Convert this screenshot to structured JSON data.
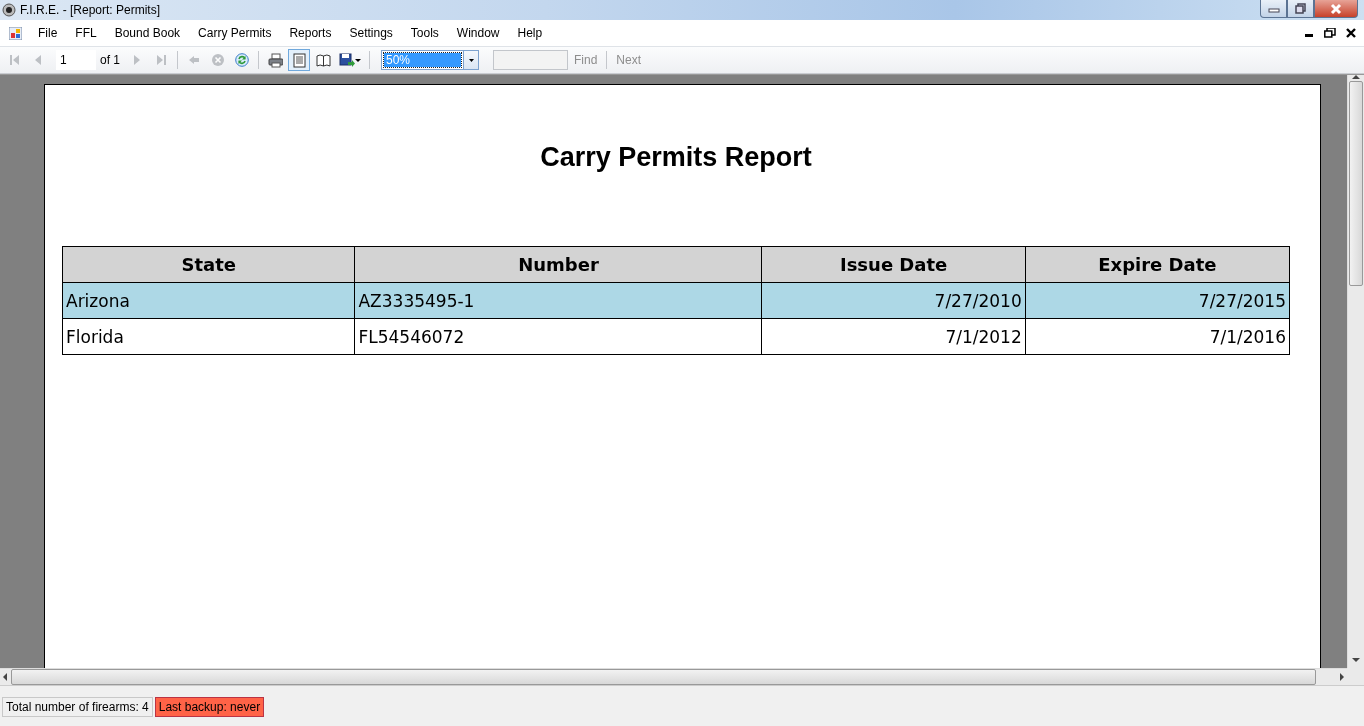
{
  "window": {
    "title": "F.I.R.E. - [Report: Permits]"
  },
  "menu": [
    "File",
    "FFL",
    "Bound Book",
    "Carry Permits",
    "Reports",
    "Settings",
    "Tools",
    "Window",
    "Help"
  ],
  "toolbar": {
    "nav_buttons": [
      {
        "kind": "first",
        "disabled": true
      },
      {
        "kind": "previous",
        "disabled": true
      }
    ],
    "page": "1",
    "page_count": "of 1",
    "nav_buttons_after": [
      {
        "kind": "next",
        "disabled": true
      },
      {
        "kind": "last",
        "disabled": true
      }
    ],
    "action_buttons": [
      {
        "kind": "back",
        "disabled": true
      },
      {
        "kind": "stop",
        "disabled": true
      },
      {
        "kind": "refresh",
        "disabled": false
      },
      {
        "kind": "print",
        "disabled": false
      },
      {
        "kind": "layout",
        "disabled": false
      },
      {
        "kind": "page-setup",
        "disabled": false
      },
      {
        "kind": "export",
        "disabled": false
      }
    ],
    "zoom": "50%",
    "find_button": "Find",
    "next_button": "Next"
  },
  "report": {
    "title": "Carry Permits Report",
    "table": {
      "columns": [
        "State",
        "Number",
        "Issue Date",
        "Expire Date"
      ],
      "rows": [
        {
          "cells": [
            "Arizona",
            "AZ3335495-1",
            "7/27/2010",
            "7/27/2015"
          ],
          "shaded": true
        },
        {
          "cells": [
            "Florida",
            "FL54546072",
            "7/1/2012",
            "7/1/2016"
          ],
          "shaded": false
        }
      ]
    }
  },
  "status_bar": [
    {
      "text": "Total number of firearms: 4",
      "kind": "info"
    },
    {
      "text": "Last backup: never",
      "kind": "warning"
    }
  ]
}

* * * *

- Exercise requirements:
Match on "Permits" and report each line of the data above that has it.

- Response:
    "title": "F.I.R.E. - [Report: Permits]"
    "Carry Permits",
    "title": "Carry Permits Report",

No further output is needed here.